Diaz, on the other hand, will always be there to take a finish if it presents itself but up until now he has been guilty of taking unnecessary amounts of damage while relying on his knack for wearing his opponent out.
The scheduled five rounds of fighting will likely play into Nate’s hands but at this point in his career, I think it’s important to highlight that he has fought through several brutal wars in the past.
Nate is, of course, always in superb condition. His chin and, in particular, his ability to recover is a testament to that fact but at 34, given the shots he has absorbed, fighting a welterweight with the finishing prowess of a Jorge Masvidal is something that should be at least some cause for concern.
Perhaps he will be able to eat those shots. Perhaps not. But make no mistake, regardless of the telegraphed takedown attempt that made it possible, if Jorge were to connect with a strike that holds a similar level of venom to the one he sparked Ben Askren with at UFC 239, Nate will not survive it. Masvidal has that in his locker.

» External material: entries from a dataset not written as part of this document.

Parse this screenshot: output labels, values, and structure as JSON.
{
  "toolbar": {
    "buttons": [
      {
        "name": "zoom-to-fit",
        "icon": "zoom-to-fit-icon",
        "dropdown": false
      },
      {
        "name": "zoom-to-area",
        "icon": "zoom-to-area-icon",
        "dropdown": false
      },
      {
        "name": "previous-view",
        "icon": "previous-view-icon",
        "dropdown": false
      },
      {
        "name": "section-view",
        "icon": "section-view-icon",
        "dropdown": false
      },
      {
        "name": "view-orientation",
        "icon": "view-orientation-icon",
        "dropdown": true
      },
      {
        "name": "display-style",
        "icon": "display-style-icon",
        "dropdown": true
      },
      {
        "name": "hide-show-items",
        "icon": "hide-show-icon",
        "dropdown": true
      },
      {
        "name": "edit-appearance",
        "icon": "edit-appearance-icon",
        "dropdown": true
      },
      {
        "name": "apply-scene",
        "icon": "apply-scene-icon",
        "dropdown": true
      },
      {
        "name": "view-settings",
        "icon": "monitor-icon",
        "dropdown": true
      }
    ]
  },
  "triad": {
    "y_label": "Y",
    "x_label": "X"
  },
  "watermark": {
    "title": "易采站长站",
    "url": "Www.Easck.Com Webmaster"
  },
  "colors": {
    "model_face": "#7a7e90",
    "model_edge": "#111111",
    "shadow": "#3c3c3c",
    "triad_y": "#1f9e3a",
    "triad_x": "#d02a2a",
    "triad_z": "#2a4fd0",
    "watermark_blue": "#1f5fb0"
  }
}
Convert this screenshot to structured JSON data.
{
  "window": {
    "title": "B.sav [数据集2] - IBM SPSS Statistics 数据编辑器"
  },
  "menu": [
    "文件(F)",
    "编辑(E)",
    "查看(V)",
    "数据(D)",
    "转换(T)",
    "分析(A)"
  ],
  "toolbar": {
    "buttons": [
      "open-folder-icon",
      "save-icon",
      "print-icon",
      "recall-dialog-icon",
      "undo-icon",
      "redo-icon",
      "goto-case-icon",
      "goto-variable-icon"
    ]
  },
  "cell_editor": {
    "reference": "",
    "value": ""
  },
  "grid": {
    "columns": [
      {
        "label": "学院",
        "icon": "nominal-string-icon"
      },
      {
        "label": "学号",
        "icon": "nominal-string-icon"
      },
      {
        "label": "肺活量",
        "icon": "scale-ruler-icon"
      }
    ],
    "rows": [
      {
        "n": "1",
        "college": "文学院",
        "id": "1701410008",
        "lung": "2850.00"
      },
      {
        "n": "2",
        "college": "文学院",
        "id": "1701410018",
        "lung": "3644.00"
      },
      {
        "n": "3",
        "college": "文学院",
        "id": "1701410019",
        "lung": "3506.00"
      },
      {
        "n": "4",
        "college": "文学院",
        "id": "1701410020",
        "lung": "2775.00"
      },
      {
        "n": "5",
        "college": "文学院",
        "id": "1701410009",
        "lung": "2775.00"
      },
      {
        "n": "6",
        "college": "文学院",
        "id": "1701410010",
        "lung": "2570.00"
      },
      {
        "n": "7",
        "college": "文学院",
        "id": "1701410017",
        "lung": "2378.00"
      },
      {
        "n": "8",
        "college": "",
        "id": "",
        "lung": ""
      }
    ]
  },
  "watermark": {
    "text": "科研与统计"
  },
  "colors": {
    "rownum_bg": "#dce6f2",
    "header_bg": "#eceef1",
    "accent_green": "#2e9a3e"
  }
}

In this fight, to an even greater extent than his pair of showdowns against the natural 155lb-r Conor McGregor, Diaz is in great danger of relying on his chin too much.
The pop that came from the former dual-weight world champion’s perfectly timed left hands could well pale in comparison to the raw power that Gamebred brings to the table.
I think Nate is there to be hit and as history has shown us, his style is one that will most certainly leave him vulnerable to taking damage.
With that being said, twenty-five minutes is a very, very long time to be in there with a Diaz brother and if the former lightweight title-challenger can avoid the referee’s intervention, I feel confident backing him to rally in the later rounds against a diminished Masvidal.
I’m not saying Jorge is a certainty to gas himself out, but there is no doubt in my mind that these two are going to throw down at a pace befitting of this fight’s billing. That leaves two possible outcomes, the two possible outcomes that most have predicted for this fight.
Either Masvidal gets him early, or Diaz controls proceedings late.
It goes without saying that this is MMA and absolutely anything can happen, but based on what we know about these two gentlemen, each of their respective paths to victory is quite clear.
If Jorge wins early, we will be left in a collective state of shock and awe. If Diaz pulls it off, expect this fight to be a classic.
I might be wrong, but I think Nate is on another level as far as being the complete package is concerned. Don’t get wrong, I do not think that he is the more complete athlete of the two, but as far as genuine threats inside the octagon are concerned, at this point in his career, I think he’s the marginally tougher nut of the two to crack. Over five rounds, he will ask more questions of Jorge than Jorge will of him.
I don’t believe that this fight will see a finish either way but expect Diaz to ramp up the intensity after a few hairy moments to take home a tightly-contested decision victory.
Likelihood: Masvidal 48%, Diaz 52%
Prediction: Nate Diaz by decision.